We often get asked “Should I use GridFS for file storage with MongoDB”. As with most things, the answer is a staunch “it depends”.
GridFS looks like a great idea on paper – a virtual filesystem held within MongoDB which allows for larger than 16MB files to be held, synced and replicated. It’s very tempting when architecting your solutions to want to consider using GridFS. It appears to be able to take on the problem of storing many thousands or millions of files without consuming file-system resources where there are often hard limits on the number of file names. It also seems to allow for massive files to be stored without any obvious downsides.
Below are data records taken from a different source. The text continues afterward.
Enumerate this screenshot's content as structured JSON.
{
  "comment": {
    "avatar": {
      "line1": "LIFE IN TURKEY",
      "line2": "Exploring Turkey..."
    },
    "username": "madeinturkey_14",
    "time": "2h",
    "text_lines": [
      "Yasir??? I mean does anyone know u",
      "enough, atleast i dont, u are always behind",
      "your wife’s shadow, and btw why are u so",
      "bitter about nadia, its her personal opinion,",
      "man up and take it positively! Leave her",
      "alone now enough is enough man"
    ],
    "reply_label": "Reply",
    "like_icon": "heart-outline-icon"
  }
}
It is important, though, to know what GridFS is under the hood. For any file being stored with GridFS, the file is chopped into 255KB chunks. Those chunks are saved in a bucket, called fs, and a collection in that bucket, fs.chunks. Metadata about the files is stored in another collection in the same bucket, fs.files, though you can have more buckets with different bucket names in the same database. An index makes retrieving the chunks quick. All this chunking and metadata management is not done by the MongoDB database though. It is a task performed by the client’s driver which is then wrapped in a GridFS API for that driver.
Source: Open Source